Sunday, December 19, 2010

Maintaining Declining Monkey and Ape Populations in Good Health

Monkeys and apes are vulnerable to many of the same diseases that affect humans - such as hepatitis B and C, turberculosis, infections caused by bacteria such as salmonella, parasites, cataract, arthritis, cancer to name but a few.

Given the fact that populations in the wild are ever diminishing and human habitats are ever encroaching on the natural habitat of monkeys and apes, it is very important for non-profit groups operating in the field to receive all the veterinary medical help they can get.

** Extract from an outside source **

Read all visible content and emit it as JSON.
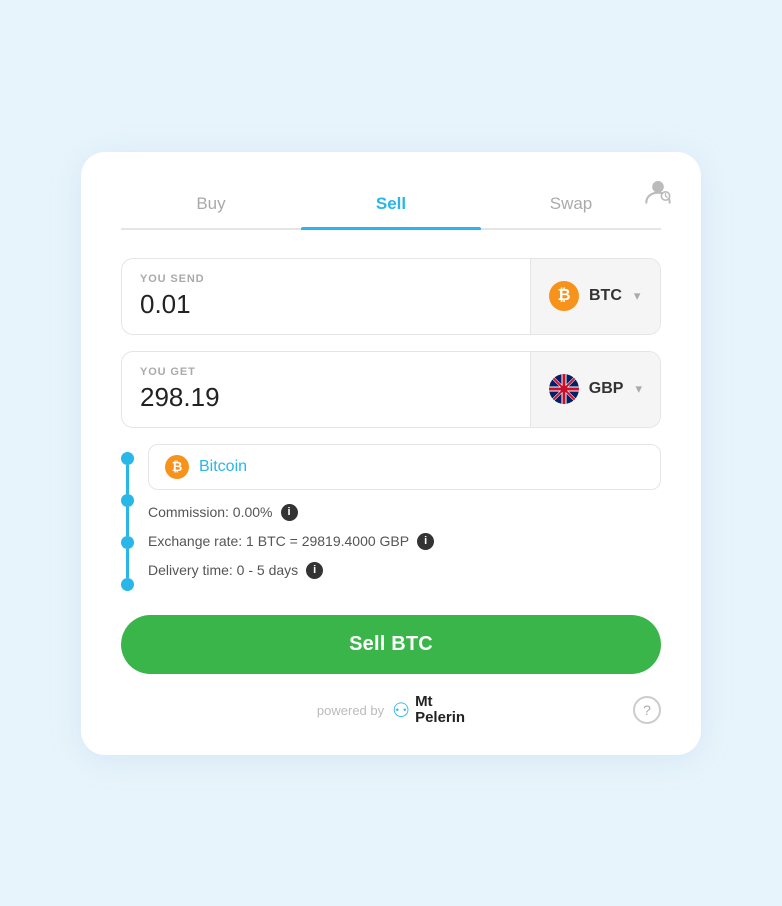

Access to veterinary supplies is crucial to help these organizations prevent epidemics not only among monkeys and apes but also to stop diseases from potentially spreading to neighboring human populations.

However funds are always scarce, this is why the existence of VETS is great news to many non-profit organizations working with non-human primates.
The non-profit Project VETS (Veterinary supplies) was started in 2009 by Dr Candy Sayles to help non-profit organizations worldwide.  This organization gathers donations of veterinary equipment and medications.  For more information, you can read a report on the American Veterinary Medical Association website.

For information on zoonotic diseases contracted from primates, refer to "Zoonoses acquired from Pet Primates" on the Primate Info Net website.

Below an a BBC video showing veterinary and psychological care for an orphaned gorilla.

html web counter
free html web counter